__Data section__.

╭──

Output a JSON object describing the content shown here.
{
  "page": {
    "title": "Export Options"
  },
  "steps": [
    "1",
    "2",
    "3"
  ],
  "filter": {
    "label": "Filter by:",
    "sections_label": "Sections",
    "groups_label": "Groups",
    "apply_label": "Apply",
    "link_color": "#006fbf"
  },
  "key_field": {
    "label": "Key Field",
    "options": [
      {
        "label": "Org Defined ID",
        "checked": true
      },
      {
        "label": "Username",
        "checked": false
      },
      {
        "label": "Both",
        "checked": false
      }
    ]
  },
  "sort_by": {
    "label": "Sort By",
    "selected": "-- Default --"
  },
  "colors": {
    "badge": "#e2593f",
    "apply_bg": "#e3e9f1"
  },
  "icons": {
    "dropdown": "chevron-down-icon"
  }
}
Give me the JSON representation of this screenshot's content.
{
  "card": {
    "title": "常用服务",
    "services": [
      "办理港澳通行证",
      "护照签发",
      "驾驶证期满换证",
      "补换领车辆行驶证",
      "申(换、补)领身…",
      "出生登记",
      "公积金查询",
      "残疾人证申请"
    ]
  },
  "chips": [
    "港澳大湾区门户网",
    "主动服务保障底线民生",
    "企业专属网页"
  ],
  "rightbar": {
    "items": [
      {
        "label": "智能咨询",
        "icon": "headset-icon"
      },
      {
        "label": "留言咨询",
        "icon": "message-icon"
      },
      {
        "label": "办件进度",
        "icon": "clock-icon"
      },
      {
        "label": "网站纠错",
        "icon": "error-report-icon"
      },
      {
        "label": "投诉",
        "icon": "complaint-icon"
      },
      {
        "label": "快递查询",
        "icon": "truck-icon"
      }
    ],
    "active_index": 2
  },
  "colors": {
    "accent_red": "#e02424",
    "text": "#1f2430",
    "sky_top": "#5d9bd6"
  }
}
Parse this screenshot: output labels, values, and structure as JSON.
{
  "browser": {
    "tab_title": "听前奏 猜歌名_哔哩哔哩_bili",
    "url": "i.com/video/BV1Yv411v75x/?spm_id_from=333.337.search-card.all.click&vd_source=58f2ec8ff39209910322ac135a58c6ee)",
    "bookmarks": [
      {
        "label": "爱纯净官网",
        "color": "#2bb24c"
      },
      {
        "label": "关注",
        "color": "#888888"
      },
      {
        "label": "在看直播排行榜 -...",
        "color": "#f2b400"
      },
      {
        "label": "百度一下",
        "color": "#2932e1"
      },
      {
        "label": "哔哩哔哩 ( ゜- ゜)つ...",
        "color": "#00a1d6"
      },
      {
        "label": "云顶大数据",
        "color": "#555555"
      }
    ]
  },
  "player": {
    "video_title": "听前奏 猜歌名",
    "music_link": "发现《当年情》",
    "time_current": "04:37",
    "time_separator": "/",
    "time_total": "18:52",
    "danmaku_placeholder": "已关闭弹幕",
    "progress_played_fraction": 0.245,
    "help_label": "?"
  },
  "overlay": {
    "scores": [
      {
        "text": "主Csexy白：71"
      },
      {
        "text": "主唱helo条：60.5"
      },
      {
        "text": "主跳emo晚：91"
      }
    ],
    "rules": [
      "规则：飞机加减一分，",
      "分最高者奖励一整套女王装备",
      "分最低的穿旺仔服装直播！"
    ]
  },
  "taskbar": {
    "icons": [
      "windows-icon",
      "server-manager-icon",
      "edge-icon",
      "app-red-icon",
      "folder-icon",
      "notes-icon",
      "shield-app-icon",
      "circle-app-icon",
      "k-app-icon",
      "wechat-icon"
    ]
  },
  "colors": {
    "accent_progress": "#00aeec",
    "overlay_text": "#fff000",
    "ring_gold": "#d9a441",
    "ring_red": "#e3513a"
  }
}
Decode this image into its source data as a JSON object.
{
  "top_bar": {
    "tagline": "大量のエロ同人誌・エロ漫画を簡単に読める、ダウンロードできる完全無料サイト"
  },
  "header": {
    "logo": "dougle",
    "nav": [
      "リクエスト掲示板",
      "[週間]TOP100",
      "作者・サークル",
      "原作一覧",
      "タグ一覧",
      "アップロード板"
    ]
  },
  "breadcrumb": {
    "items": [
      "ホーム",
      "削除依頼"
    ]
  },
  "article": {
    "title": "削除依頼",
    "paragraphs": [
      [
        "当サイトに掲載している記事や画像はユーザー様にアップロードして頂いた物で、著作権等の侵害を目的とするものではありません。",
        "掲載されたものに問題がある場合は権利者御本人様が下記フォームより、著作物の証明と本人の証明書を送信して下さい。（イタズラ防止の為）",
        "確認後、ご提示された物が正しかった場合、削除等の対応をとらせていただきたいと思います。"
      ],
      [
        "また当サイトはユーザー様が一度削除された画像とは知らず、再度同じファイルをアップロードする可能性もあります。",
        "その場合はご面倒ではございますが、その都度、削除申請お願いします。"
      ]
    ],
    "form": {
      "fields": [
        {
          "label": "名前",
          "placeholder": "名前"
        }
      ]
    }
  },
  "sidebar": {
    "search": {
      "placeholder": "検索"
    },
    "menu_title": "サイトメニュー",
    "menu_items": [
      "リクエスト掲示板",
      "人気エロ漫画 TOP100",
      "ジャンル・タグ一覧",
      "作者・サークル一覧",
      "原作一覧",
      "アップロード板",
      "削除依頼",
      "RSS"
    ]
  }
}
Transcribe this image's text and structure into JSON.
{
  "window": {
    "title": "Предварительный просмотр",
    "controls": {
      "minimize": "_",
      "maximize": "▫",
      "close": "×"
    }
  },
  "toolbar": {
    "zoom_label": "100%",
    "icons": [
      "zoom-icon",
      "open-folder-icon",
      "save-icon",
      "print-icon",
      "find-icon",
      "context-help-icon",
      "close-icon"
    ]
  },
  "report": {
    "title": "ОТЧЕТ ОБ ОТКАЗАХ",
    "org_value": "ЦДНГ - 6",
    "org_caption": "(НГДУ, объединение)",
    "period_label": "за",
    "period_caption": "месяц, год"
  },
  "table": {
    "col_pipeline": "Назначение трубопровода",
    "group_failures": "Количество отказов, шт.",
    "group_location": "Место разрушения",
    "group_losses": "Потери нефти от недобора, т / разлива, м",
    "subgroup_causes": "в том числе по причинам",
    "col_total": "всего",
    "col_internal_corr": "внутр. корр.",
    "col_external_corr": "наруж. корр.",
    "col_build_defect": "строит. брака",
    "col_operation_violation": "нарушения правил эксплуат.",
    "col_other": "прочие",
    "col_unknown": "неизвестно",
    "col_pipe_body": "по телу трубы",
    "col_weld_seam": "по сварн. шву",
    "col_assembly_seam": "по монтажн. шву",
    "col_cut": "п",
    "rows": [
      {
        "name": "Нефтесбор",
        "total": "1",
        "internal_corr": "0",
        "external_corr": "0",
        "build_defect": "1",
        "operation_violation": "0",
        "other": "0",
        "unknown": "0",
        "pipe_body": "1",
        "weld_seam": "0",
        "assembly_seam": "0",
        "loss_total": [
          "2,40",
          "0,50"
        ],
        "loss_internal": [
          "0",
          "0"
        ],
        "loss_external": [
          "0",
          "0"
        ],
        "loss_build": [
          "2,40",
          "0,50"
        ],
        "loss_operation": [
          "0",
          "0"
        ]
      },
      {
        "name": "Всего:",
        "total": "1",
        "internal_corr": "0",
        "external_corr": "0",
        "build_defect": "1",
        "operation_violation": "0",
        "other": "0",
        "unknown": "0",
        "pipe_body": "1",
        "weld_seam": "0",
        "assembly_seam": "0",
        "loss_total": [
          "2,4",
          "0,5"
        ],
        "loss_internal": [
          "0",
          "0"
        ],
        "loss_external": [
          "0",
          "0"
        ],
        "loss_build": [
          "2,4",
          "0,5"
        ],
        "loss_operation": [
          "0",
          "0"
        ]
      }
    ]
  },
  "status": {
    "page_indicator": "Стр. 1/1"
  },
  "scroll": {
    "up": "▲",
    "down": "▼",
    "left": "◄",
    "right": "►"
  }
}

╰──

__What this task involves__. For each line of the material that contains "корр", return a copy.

__Your solution__.
    "col_internal_corr": "внутр. корр.",
    "col_external_corr": "наруж. корр.",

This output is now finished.